American Nightmares: The Haunted House Formula in American Popular Fiction

Front Cover
Popular Press, Jun 15, 1999 - Literary Criticism - 145 pages
1 Review
 When Edgar Allan Poe set down the tale of the accursed House of Usher in 1839, he also laid the foundation for a literary tradition that has assumed a lasting role in American culture. “The House of Usher” and its literary progeny have not lacked for tenants in the century and a half since: writers from Nathaniel Hawthorne to Stephen King have taken rooms in the haunted houses of American fiction. Dale Bailey traces the haunted house tale from its origins in English gothic fiction to the paperback potboilers of the present, highlighting the unique significance of the house in the domestic, economic, and social ideologies of our nation. The author concludes that the haunted house has become a powerful and profoundly subversive symbol of everything that has gone nightmarishly awry in the American Dream.
 

What people are saying - Write a review

LibraryThing Review

User Review  - whitewavedarling - LibraryThing

This book is somewhat elementary because of its close focus on plot and character-related structure, and because of its cataloguing nature and conception, but Bailey's work here is worth reading for ... Read full review

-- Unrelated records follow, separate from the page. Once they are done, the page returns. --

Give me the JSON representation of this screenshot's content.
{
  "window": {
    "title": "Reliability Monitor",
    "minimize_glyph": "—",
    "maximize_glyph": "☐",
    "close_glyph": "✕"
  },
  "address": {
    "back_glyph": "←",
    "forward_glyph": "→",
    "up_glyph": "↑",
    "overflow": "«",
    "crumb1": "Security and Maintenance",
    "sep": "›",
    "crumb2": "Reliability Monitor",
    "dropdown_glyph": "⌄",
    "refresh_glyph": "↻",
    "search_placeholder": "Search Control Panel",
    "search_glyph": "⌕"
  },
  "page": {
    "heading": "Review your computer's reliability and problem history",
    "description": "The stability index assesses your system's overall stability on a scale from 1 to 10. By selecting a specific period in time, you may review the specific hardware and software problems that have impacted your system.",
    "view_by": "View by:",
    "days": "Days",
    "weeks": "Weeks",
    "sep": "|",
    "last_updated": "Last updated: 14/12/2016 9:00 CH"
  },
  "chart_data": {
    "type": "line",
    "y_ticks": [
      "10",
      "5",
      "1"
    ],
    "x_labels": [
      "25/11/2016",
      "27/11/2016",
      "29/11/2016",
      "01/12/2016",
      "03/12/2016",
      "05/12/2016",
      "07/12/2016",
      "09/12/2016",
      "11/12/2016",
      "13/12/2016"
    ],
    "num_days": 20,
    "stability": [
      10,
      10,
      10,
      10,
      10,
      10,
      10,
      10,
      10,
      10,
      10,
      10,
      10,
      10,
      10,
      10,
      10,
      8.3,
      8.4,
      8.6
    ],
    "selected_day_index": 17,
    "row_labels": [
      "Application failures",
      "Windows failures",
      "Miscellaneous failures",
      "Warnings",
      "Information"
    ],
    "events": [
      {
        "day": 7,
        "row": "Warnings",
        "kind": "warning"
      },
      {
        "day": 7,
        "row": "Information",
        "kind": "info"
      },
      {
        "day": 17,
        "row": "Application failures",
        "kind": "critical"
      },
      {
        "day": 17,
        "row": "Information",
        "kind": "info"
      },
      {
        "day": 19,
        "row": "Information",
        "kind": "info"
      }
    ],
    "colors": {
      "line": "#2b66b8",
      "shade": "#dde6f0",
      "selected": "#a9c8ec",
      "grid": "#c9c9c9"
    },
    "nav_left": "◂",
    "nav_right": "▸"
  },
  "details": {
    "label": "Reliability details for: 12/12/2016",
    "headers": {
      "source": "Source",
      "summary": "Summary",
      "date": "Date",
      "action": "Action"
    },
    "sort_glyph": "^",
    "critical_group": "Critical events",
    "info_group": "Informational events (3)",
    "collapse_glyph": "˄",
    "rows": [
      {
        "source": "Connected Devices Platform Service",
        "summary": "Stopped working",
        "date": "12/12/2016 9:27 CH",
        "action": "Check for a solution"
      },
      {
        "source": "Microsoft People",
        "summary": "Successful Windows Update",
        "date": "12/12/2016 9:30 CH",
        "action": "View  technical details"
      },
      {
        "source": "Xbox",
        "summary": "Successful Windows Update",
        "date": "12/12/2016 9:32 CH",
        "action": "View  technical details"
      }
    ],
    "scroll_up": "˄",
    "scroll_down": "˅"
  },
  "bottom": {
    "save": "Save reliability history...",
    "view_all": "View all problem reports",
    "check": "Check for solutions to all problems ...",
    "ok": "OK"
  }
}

Other editions - View all

Common terms and phrases

References to this book

Bibliographic information